Because its solid wood construction allows it to be sanded and refinished several times, solid hardwood flooring comes out on top when it comes to longevity. Engineered takes the maintenance over time lead because of it’s lack of need for sanding and refinishing. Engineered will also hold up better to humidity issues and will show less seasonal changes.
Standard hardwood flooring planks are 3/4 inch thick, 2 1/4-4 inches wide, and sold n various lengths from 12 to 84 inches. Other thicknesses and widths are also available, though solid hardwood flooring is rarely more than about 4 inches wide.
Engineered hardwood boards are often thinner, with 3/8- to 9/16 inch-thick boards common. Engineered hardwood is often sold in much wider boards, up to 9 inches, and the lengths typically run 36 to 72 inches
Best for Sizes: Tie
There is no particular winner here, unless you have a particular preference for narrower boards (in which case solid hardwood will be preferable for you), or wider boards (in which case engineered hardwood flooring will be a better choice).
In appearance, solid hardwood is not noticeably different from engineered hardwood, but real estate professionals and potential home buyers may place a premium on a solid hardwood floor for its greater longevity.
Engineered hardwood flooring will rarely be a turn-off to prospective buyers, though they may recognize that these floors have a shorter lifespan but excel in character and finish.
Best for Resale Value: Both Hardwoods
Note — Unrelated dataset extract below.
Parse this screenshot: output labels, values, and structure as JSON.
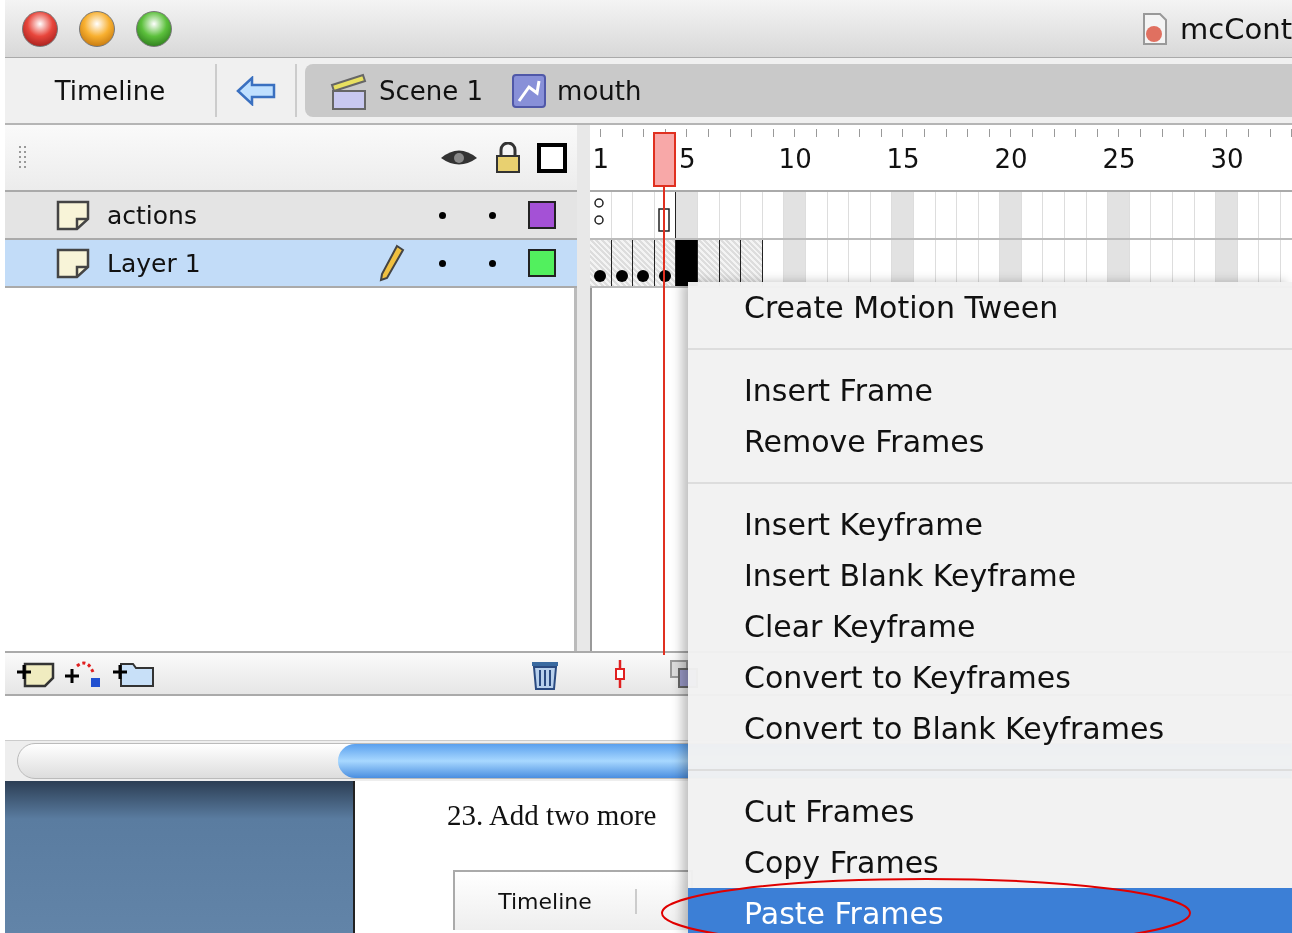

Both solid hardwood and engineered hardwood are premium flooring materials that add good real estate value to your home.
Engineered wood flooring was once regarded as a pale imitation of solid hardwood, but improvements in the product quality have eliminated this perception. Solid hardwood may hold a slight edge in prestige for some people, but the lower cost, easier installation and lower maintenance of engineered wood flooring give it the edge for others. Further, engineered wood uses less hardwood trees, a fact that appeals to environmentally conscious consumers.